Q:  How do you live your faith in your daily life?

A:  Oh, in many ways.  I'm tolerant, for one thing.  I mean, who can judge?  And I'm Republican.  And I'm pro life.  Except - you know - for the tough cases.  And I voted for Romney.  He was pro-life, wasn't he?

Q:  No.

A:  Well, I voted for him.  And I give money to the United Way and the pink breast cancer thing.  And I'm nice, you know.  Well, I try to be.  That's what Jesus was - nice.  It's all about being nice.

Q:  Are there any Church teachings you disagree with?

A:  Well, we let my daughter's boyfriend sleep in her room when he stays over.  But they love each other.  She's loved each of her boyfriends, you know.  And I'm glad the Church changed their mind on contraception; that was just stupid.

Q:  Actually, the Church still teaches that the use of contraception is a grave evil.

A:  I don't think so.  The priest never mentions it.

Q:  No really, the Church teaches -

A:  Oh, artificial contraception, you mean.  But rubber is from trees.  It's a green thing, sort of.  I'm into recycling, but not as much as my son - he's kind of nuts in that regard.

Q:  The Church also criticizes unrestrained capitalism, condemns usury, torture, lying - even for a good cause.  Fornication.  These things are all -

A:  Oh, Father doesn't care.  He's a nice guy.  Very tolerant.  So is the associate, he's very nice - but the parish secretary.  Damn, that woman is just plain mean.  She thinks she runs the freaking place!  I guess she kinda does.

Q:  You say you have a daughter and a son.  Do they go to weekly Mass?

A:  My son is an atheist.  He read something on the internet and stopped believing.  Plus he watched that Discovery Channel special on how Jesus was made-up.  "Son," I said, "What difference does it make?  Just believe!"  That didn't seem to help.  But my daughter is very strong in her faith.  She worships Maya, the Earth Goddess.  Very sincere about it, too.

Q:  What sort of Faith Formation did they have?

A:  Twelve years of Catholic schooling - both of them.  Cost a pretty penny, too.  I love Catholic Education.  Diversity!  That's the message.  I'm not a liberal, but we need that.  And they learned one big lesson - be nice and don't ever love anything enough to fight for it.  Good schools.

Q:  That's your children.  But is there anything else you'd like to tell me about your faith - your own personal faith?

A:  Well, look, I'm spiritual, not religious.

Q:  I see.  Well, thank you, Typical Catholic, for this fascinating -

A:  And I sleep with the devil.

Q:  You ... what?

A:  I sleep with the devil.  I don't mean my wife.  I mean symbolically, I'm in bed with the devil.  I don't, like, let him do me or anything.  I'm just in bed with him.

Q:  Why do you ... sleep with the devil?

A:  Oh, I sold my soul.

Q:  You ...

A:  Long ago.  For thirty pieces of silver and a split-level ranch house.  And cable.  That came with the deal.
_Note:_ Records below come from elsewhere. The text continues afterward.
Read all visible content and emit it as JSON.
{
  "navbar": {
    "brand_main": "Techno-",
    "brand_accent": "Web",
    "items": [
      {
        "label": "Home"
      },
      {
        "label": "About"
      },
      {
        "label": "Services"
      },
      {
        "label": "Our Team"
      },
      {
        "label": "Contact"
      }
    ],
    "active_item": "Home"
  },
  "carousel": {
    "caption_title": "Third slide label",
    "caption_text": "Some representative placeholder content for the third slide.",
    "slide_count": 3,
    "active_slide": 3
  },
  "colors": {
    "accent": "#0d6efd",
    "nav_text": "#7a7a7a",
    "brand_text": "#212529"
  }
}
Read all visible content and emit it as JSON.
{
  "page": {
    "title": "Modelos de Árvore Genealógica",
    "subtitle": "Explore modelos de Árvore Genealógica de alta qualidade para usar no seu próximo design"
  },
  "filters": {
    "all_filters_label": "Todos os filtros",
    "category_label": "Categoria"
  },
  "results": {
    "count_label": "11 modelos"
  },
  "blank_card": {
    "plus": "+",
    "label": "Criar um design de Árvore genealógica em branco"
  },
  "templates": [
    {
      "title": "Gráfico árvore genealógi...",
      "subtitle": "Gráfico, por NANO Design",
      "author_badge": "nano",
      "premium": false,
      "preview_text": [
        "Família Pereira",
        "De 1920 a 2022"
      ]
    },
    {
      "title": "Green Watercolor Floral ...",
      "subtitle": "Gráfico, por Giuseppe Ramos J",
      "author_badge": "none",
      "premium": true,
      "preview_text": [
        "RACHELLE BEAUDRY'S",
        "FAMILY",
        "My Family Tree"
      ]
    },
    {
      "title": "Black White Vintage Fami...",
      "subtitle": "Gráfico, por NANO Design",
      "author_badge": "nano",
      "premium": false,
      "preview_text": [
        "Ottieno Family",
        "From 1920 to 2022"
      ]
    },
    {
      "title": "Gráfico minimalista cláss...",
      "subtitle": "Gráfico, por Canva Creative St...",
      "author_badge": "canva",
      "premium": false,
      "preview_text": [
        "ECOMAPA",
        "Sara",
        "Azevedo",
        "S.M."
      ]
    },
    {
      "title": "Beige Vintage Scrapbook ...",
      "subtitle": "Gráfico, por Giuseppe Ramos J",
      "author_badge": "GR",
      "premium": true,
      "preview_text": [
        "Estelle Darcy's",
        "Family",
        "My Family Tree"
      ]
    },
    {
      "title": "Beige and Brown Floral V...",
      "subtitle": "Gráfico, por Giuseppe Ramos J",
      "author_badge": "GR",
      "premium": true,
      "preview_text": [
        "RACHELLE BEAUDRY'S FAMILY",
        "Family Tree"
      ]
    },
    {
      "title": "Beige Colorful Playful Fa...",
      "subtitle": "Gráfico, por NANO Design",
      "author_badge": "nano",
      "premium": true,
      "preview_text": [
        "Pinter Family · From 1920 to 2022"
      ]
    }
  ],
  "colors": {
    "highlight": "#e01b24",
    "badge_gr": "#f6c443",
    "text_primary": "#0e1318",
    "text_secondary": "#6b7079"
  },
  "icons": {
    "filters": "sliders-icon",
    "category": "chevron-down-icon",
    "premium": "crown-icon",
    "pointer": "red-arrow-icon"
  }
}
I also got a good discount on a 50 inch TV.  And all I have to do is crawl in bed with the Prince of Demons at night and go to sleep.  That's all I have to do!  My wife kind of likes it.  It means I leave her alone.

Q:  Well, thank you, Typical Catholic, it's been nice talking to you.

A:  Nice talking to you too!

Q:  Sleep tight.

A:  You bet!

The Christian Shakespeare

Lots of activity on my site The Christian Shakespeare.

Six new posts!   By Thomas Merriam, Ken Colston and Joseph Pearce.  Check it out!

Graduation Photos

Here are some photos of my daughter Kerry, who graduated from Rosati-Kain High School last Monday, with the ceremony held at the beautiful Basilica of St. Louis.